In your 60s

In your 60s, your retirement has probably arrived or is right around the corner. This is where managing assets, investments and financial strategies are critical. Even at this stage of life it is important for you to have some of your financial assets in an investment portfolio carefully managed for growth consistent with your risk profile. Meeting regularly with your financial representative at this life stage will help you stay on track with your financial goals. This is also a time to consider leaving a legacy through a life insurance policy that designates your children or a favorite charity as a beneficiary. The death benefit from life insurance can ensure that your spirit of generosity lives on and the causes you care about will be supported in the future. Another option for securing your future is Medicare supplement insurance, which will help with medical bills not covered by Medicare. This protection can help safeguard your retirement assets from additional costly medical bills.

No financial journey is the same. We all have different needs and goals at different stages of our lives. However, with a solid financial program in place along with the support of a financial professional, you can be prepared to make a lifetime of wise financial choices. 

If you are the parent of a college-bound student, you may soon face a whole new world of an empty nest, financial aid and questions about doing laundry.
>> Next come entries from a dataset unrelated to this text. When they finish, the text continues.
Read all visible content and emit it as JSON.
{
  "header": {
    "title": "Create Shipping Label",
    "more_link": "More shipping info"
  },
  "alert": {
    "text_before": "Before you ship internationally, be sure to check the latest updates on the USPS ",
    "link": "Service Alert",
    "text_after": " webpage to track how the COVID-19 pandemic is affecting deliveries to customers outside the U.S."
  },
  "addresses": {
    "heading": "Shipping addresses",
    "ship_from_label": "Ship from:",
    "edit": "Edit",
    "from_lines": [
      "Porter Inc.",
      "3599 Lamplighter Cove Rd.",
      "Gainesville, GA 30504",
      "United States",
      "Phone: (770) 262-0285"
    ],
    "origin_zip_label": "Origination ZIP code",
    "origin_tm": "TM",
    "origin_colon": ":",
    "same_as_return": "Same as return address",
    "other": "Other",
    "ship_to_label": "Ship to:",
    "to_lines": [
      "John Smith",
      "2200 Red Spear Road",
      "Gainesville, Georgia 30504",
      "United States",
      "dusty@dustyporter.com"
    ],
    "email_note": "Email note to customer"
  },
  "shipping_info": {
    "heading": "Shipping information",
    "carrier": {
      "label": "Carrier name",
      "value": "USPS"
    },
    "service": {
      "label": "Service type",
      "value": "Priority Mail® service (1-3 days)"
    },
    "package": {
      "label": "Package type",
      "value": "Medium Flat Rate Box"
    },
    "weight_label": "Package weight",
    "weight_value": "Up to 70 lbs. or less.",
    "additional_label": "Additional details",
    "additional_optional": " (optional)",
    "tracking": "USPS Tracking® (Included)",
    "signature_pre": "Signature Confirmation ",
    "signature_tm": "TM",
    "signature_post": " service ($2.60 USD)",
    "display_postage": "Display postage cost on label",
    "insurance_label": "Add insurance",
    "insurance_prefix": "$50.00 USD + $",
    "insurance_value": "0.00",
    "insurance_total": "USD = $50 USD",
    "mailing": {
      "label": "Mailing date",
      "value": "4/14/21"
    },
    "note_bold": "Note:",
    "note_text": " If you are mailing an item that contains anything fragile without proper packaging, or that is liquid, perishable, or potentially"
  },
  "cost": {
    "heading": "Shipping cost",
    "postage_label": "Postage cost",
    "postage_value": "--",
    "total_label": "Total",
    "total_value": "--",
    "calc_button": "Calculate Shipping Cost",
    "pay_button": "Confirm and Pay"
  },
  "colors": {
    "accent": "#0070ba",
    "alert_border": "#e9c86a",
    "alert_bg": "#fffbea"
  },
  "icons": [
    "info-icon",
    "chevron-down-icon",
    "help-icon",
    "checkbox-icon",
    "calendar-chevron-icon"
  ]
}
What you might not realize, though, is that with this new transition, there are some important considerations you need to keep top of mind, specifically life insurance and the updating of legal documents.

Below are some important tips (besides never mix your whites and darks) as your kids leave the nest. 

Life insurance needs

Although it may not be top of mind during this exciting time, it is important to make sure you have the right level of life insurance coverage. 

  • No one wants to think about the unthinkable, but you might want to increase your own life insurance coverage or obtain coverage on your student if:
  • Your current coverage would not be sufficient to pay off student loan debt and meet the surviving spouse’s other financial needs, too. 
  • You take out a Parent PLUS or home equity loan. 
  • You co-sign with your child on a student loan. 

Legal document needs

Strange as it may sound, if a college student age 18 or older is hospitalized while at school and is unable to communicate, the parents might not automatically have the right to tell doctors and hospital staff what medical procedures to use or not use. Also, if the adult student is not able to communicate for an extended time, parents might not be authorized to move funds from the student’s accounts. As legal adults, students over the age of 18 need their own advance medical directives, health care agent form and durable power of attorney for financial management, naming those who could legally act on their behalf. Below are some key terms and ideas to discuss with an attorney to ensure you’re prepared in the event that your child is incapacitated. 

Important definitions

  • Advance medical directive – Allows you to plan your health care before you may be unable to make sound decisions yourself.
  • Health care agent form – Allows you to appoint another person to make your health care decisions for you if you are unable to communicate them yourself.
  • Durable power of attorney for financial management – Gives someone the right to make financial decisions on your behalf if you are unable to do so.

Leaving for school opens up a whole new world for both children and their families. By taking a few minutes to review your financial and legal situation now, you will be prepared for this new stage of your life. 

On Tuesday, September 26, Dan Bellerud of Thrivent Financial will present a college planning workshop. This free 90-minute college planning workshop will help attendees learn how academics, admissions and financial strategies can work together to help save money on college — without jeopardizing the financial and retirement strategies of parents. The workshop will take place from 6-7:30 p.m. at Liberty Hall, located at 800 Eisenhower Drive in Kimberly. To reserve a spot, call Stacie at 920-628-3700 or email her at This email address is being protected from spambots. You need JavaScript enabled to view it.

Subscribe Today
Community Partners Directory
Find a Newsstand
Community Calendar